ASSIGNMENT
What lines in the entries below contain the word "tree"? Copy all of them.

MATERIAL PROVIDED
==============================
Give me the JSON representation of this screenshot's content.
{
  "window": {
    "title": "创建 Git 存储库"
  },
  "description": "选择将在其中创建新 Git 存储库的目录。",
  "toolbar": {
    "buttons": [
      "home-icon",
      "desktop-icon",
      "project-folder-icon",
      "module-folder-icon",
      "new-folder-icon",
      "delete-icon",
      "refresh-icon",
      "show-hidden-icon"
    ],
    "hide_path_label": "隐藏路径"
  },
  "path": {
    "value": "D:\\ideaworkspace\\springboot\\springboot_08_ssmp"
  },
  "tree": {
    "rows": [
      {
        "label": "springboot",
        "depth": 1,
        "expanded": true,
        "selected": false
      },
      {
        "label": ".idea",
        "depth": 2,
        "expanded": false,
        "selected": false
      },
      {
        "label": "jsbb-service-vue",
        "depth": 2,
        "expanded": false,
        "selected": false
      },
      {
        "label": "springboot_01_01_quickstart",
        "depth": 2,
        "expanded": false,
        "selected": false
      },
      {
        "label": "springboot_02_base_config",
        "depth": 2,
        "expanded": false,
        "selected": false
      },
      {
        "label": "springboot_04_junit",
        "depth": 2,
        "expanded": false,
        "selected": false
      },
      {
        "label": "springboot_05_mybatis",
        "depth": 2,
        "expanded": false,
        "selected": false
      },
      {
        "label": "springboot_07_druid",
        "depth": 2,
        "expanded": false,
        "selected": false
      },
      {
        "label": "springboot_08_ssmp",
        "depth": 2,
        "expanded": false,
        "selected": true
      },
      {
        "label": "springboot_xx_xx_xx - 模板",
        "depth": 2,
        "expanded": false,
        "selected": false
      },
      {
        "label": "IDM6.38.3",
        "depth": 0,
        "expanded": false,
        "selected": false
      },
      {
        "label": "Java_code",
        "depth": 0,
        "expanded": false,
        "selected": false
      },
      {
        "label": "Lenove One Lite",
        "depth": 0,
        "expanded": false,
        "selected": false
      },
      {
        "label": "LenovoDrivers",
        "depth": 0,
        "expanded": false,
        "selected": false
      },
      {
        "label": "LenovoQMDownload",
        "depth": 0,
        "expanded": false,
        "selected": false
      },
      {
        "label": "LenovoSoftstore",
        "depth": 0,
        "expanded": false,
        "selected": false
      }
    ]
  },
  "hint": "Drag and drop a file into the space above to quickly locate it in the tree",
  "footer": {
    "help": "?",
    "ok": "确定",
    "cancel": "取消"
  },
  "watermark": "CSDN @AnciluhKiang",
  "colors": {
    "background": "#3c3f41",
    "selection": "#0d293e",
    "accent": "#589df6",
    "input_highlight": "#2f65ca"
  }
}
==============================
SOLUTION TO THIS TASK
  "tree": {
  "hint": "Drag and drop a file into the space above to quickly locate it in the tree",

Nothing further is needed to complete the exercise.